  • Put pecan sandies in a child's sand pail adorned with ribbons and decorative tissue paper.
  • Have a stash of those inexpensive glass vases that come with delivered flowers? If not, you can score a bunch at garage sales for less than $1 each. Cookies that can be stacked look nice in these tall containers. Place cookies in plastic wrap or a zipper-lock bag and line the vase with brightly colored tissue. (We found lots of variety at Target, Big Lots and Hallmark stores.) A bow around the neck of the vase completes the package.

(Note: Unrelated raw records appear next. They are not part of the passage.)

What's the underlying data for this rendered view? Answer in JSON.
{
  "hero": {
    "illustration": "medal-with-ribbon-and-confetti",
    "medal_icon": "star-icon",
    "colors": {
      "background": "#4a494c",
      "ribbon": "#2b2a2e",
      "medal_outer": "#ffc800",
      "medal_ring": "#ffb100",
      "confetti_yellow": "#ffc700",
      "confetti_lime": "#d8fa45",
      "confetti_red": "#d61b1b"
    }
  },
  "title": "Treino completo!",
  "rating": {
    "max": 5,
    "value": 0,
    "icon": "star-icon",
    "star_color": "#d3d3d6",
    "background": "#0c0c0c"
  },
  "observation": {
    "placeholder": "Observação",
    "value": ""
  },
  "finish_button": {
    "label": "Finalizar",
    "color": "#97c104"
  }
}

  • Decorative tins are available at craft stores and discount outlets for less than $5. Search antique stores for anything interesting on the cheap. White or natural-colored cardboard boxes, embossed with designs or plain, can be spray-painted or painted by children.
  • Look at craft stores or order online Chinese takeout boxes with handles online. You can order 50 1-pint boxes online from www.magicwandweddings.com for about $25. They come in a variety of colors, including white, red, green and even red and white gingham. They can also be customized with Chinese symbols for "joy" or "Merry Christmas."
  • A Christmas stocking full of cookies would be so much better than one heavy with coal.
  • Cookie jars are gift within a gift. There are many kinds of cookie jars, even ones that talk, in price and design. Make sure, though, that the recipient wants a cookie jar. Otherwise, you might see it at the next garage sale.
  • Choose from inexpensive clay flower pots to fancier glazed ceramic. Use green tissue to resemble grass and stuff to the rim with wrapped cookies.
  • Stackable cookies can be placed in zipper bags, then stuffed gently into white postal tubes. Wrap with red ribbon to look like a candy cane.
  • And there’s more: Consider baskets, oversize coffee mugs, kids' wooden toys, watering cans, dog dishes, small disposable baking pans for bread, and anything that can hold a dozen or more cookies.